As if there isn’t enough to be concerned about during the Coronavirus pandemic, cybercriminals are unfortunately ramping up scams and attacks of all kinds. With many people working remotely, more time spent online due to social distancing, and virtually everyone seeking hope and help during this difficult time, there is a huge current “opportunity” for scammers, meaning that now is the time to be even more vigilant about cyber security.

What to Watch Out For

Here are some examples of recent scams and attacks:

  • Fake Coronavirus tracker apps and sites that can install ransomware.
  • Employment scams and work-at-home schemes.
  • Phishing emails that purport to have information from official sources, such as the World Health Organization (WHO) or the Centers for Disease Control and Prevention (CDC).
  • Fake donation sites or links.
  • Unsolicited robocalls, texts or emails pitching various scams.
  • Criminals online offering fake Coronavirus tests or cures, or access to scarce goods.
  • Ransomware targeting various businesses, organizations and municipalities.

How to Avoid Coronavirus Cyber Scams

Here are some simple tips and best practices for avoiding cyber scams during this trying time:

  • In general, now is a time to be especially suspicious. Fact check all information related to Coronavirus, especially before taking any action or passing the information along.
  • For the most up-to-date information about Coronavirus, rely on official sources such as the Centers for Disease Control and Prevention (CDC) and the World Health Organization (WHO).
  • Ignore any information regarding at-home Coronavirus vaccinations or test kits. At this time, there are no proven treatments or FDA-authorized home test kits for Coronavirus.
  • Be wary of texts or emails claiming to be from the government or some other official source, particularly with information about stimulus checks. If someone is claiming they can get you money early, it’s a scam.
  • Hang up on robocalls and don’t reply to unsolicited texts. Recordings may claim that pressing a number will get you to an operator, but it could lead to more calls.
  • Verify online sellers and donation sites.
  • Avoid clicking links in unsolicited emails or texts. Hover over them to verify where they lead to as a way to check their legitimacy.
  • Be wary of email attachments. Don’t download them unless you’re confident in the sender.
  • If you use Microsoft Office products, do not enable macros.
  • Never reveal personal or financial information online, especially in response to a text or email solicitation.

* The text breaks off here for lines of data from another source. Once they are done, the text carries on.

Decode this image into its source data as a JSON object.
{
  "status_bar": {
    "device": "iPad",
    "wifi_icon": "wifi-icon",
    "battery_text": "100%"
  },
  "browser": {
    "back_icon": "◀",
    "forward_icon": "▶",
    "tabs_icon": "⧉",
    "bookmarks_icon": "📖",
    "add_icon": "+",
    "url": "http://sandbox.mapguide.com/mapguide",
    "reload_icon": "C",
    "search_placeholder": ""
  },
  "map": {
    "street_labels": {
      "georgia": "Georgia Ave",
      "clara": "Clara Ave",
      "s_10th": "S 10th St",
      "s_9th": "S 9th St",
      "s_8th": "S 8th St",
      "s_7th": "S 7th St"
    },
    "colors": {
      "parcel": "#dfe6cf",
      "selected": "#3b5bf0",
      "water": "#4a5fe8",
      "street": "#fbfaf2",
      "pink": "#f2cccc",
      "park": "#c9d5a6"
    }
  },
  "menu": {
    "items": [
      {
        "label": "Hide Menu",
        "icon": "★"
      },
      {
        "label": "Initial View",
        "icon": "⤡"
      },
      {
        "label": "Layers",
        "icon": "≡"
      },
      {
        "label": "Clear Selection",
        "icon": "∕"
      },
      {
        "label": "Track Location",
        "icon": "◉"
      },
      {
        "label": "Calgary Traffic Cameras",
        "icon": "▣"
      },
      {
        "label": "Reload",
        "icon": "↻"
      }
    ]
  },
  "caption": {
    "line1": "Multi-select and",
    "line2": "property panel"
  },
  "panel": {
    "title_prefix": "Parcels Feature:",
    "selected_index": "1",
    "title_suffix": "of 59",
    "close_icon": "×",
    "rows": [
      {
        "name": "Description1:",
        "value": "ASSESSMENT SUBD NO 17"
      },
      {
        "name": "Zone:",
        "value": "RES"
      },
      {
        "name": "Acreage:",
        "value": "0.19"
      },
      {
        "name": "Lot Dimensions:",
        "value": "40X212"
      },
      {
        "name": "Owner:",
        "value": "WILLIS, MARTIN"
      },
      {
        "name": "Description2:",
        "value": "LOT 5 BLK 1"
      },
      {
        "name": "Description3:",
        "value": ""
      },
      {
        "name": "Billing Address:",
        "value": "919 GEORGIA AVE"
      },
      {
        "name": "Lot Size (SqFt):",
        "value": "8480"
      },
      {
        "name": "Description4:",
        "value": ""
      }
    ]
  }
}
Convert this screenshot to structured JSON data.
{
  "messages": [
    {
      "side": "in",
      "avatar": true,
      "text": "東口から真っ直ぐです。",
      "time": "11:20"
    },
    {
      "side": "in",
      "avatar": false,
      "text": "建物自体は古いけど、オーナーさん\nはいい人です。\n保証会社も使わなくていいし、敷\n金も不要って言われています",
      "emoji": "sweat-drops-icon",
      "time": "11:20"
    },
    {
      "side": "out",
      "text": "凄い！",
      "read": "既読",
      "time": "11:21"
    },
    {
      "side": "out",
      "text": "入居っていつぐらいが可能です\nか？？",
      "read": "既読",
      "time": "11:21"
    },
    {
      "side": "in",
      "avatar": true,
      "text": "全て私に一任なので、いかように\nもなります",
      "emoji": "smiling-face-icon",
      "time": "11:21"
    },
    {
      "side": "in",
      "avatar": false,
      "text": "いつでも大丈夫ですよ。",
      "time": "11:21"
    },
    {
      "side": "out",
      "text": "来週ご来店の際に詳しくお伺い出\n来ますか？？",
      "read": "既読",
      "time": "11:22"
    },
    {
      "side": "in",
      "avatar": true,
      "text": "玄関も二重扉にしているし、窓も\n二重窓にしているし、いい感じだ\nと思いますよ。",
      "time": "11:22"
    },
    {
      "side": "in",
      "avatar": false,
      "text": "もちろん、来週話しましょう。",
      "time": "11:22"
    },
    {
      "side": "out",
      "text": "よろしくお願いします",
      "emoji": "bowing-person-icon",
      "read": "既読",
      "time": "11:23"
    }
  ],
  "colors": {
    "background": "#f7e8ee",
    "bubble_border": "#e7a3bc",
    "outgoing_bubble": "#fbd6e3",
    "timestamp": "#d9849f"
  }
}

For more information see “Coronavirus Scams: What the Federal Trade Commission (FTC) Is Doing” and “Cybersecurity and Infrastructure Security Agency (CISA) Information & Updates on COVID-19.”

Making the Complex Simple

Cyber scams are becoming more prevalent during the pandemic. Use good information along with these tips and best practices to be extra vigilant about cyber security.